Facebook made its first appearance when I was a junior in college, when you still had to have an e-mail address from a school that had actually signed up to be on Facebook in order to be active on the social media site. I guess it provided us an incorrect sense of security due to the fact that my friends and I naively presumed that the rule of having to have a college email address to be on Facebook would help to keep a great deal of the creeps off of the site.
I do not believe I believed much about privacy at the time. Facebook was really the first social media site that I had any interaction with, so I didn’t actually consider who could see my profile and the pictures that I shared. Throughout my first main date with my hubby, nevertheless, he thought he slyly worked a few things he had seen on my Facebook profile into the conversation. This was still during the early Facebook days, and this was probably the very first time that I understood how public your Facebook profile truly is.
As time went on, Facebook started letting anybody and everyone have an account, and it became far more than just a college social networking site. I still remember my dad sending me a Facebook friend demand and how strange I believed it was at the time to envision my parents connecting on social media. Amusing enough, my friends and I find that our moms and dads (55+ audience) are now the most active on Facebook. In fact, as of January 2014, the 55+ group on Facebook consisted of roughly 28 million users, making it the fastest growing group on the social media website. At this moment, you probably shouldn’t put anything online that you would not desire your moms and dads, colleagues or children to see.
When I started working in Corporate America, I played a role in helping to hire students right out of college for my former organization’s Management Development Program. Can you guess exactly what among our tools was to talk to candidates? That’s right. Facebook. Remarkably, a number of our candidates at the time had actually not taken advantage of Facebook’s privacy functions, so pictures of all of their late night celebration shenanigans were readily available to the general public. Yes, I think I was one of those creepy Facebook stalkers that had a look at profiles of people I had never even fulfilled in the past, and yes, specific photos absolutely reduced a person’s opportunities of landing a job. That being stated, you need to double check your privacy settings until you apply for a new job, and keep anything somewhat non expert personal while you are utilized.
As a company owner, I likewise suggest you constantly keep your Facebook privacy settings in mind. While you desire your brand name’s Facebook profile readily available for all of the public to see it, your personal life needs to remain individual.

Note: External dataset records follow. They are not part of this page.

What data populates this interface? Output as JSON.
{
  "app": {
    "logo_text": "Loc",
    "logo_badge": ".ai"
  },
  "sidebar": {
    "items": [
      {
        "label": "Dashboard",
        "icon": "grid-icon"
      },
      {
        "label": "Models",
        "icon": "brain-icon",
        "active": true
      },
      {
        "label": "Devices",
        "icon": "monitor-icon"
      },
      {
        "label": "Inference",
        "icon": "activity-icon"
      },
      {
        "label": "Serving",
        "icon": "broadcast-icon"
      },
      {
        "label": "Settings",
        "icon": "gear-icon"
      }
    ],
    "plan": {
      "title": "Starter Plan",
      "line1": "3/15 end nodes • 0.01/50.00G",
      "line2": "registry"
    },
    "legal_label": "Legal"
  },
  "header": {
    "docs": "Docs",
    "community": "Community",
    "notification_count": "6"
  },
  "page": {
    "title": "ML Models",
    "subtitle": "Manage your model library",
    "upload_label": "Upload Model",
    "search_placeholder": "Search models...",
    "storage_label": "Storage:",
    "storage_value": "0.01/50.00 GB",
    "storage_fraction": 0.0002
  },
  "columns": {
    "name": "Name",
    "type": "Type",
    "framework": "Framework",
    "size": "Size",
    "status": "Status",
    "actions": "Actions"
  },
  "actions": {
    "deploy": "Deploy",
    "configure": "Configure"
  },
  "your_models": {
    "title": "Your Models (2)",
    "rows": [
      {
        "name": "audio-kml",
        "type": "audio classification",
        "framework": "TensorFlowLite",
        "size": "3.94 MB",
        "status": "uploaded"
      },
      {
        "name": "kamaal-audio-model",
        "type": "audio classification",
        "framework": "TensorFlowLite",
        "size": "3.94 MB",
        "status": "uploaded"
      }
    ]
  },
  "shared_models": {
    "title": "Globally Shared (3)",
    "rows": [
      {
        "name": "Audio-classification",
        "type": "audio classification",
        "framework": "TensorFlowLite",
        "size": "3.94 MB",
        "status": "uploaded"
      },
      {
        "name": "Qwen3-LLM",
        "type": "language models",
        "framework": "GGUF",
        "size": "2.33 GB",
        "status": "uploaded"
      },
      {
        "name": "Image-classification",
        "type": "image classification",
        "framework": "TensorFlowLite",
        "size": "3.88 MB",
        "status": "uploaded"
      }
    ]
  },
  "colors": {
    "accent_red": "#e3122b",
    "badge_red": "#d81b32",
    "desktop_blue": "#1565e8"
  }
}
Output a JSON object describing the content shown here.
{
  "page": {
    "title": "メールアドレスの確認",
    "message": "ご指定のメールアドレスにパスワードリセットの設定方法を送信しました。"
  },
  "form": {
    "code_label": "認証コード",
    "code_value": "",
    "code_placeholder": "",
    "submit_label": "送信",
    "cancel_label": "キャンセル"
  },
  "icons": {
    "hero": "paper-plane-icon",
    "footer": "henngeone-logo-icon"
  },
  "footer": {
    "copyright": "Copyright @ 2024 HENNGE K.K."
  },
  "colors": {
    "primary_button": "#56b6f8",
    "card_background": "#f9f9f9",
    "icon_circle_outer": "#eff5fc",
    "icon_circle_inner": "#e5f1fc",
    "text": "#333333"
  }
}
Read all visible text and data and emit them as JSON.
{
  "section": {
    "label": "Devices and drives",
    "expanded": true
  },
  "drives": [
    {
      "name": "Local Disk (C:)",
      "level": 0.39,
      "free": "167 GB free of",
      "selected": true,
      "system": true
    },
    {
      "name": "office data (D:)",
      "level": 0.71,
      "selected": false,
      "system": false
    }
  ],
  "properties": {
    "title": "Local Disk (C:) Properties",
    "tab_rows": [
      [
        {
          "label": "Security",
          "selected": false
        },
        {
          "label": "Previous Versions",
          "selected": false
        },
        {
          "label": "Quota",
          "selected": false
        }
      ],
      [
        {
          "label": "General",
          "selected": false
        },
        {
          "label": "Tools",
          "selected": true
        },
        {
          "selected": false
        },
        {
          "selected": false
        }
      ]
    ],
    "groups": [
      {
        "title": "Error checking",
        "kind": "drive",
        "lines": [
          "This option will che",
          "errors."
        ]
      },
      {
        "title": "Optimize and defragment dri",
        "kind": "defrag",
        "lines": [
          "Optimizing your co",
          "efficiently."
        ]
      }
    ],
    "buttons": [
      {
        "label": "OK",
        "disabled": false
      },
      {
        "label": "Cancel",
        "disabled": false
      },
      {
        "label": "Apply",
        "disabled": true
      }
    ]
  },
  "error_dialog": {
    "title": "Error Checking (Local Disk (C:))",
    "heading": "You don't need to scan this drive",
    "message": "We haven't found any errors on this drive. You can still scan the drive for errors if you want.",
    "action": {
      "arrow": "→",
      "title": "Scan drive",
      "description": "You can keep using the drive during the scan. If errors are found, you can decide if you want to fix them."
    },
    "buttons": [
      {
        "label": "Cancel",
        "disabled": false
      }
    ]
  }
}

A lot of intimate individual information might impact how your audience interacts with your brand on social media, particularly if they touch on controversial issues.